• _How to complete this task_:
Scan the records for "color" and copy each line that contains it.

Dataset rows describing interfaces:
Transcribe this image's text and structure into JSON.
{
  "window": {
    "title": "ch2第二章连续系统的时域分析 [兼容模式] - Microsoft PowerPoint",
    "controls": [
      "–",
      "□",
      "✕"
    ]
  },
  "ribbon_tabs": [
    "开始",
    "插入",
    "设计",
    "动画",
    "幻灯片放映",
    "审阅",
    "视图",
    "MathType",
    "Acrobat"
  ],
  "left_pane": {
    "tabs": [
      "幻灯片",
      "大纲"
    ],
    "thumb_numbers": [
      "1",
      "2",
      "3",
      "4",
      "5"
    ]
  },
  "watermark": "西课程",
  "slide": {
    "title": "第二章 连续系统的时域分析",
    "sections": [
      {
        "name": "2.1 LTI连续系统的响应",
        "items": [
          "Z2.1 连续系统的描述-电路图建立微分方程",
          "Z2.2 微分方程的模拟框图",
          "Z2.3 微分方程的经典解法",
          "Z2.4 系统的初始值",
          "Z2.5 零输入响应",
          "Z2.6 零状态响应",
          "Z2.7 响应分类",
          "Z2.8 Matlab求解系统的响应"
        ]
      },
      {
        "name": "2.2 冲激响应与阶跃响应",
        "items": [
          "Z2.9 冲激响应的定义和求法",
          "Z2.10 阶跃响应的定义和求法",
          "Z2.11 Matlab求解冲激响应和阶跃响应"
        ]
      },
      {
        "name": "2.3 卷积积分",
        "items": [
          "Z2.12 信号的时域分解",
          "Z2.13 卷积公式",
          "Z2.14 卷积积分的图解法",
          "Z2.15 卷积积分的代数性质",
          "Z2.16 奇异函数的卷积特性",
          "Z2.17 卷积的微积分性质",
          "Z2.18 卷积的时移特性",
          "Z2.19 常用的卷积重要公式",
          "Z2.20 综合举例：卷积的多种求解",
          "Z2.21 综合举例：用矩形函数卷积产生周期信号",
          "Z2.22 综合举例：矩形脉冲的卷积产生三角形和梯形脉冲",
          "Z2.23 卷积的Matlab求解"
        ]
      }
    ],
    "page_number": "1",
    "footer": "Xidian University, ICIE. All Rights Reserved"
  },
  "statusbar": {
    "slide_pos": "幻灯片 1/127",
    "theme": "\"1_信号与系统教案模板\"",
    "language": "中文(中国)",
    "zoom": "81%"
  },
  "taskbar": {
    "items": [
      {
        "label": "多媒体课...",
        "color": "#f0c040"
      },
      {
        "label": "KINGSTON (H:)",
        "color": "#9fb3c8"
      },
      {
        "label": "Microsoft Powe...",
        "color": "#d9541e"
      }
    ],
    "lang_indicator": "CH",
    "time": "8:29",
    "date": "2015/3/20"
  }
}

• _Solution for this exercise_:
        "color": "#f0c040"
        "color": "#9fb3c8"
        "color": "#d9541e"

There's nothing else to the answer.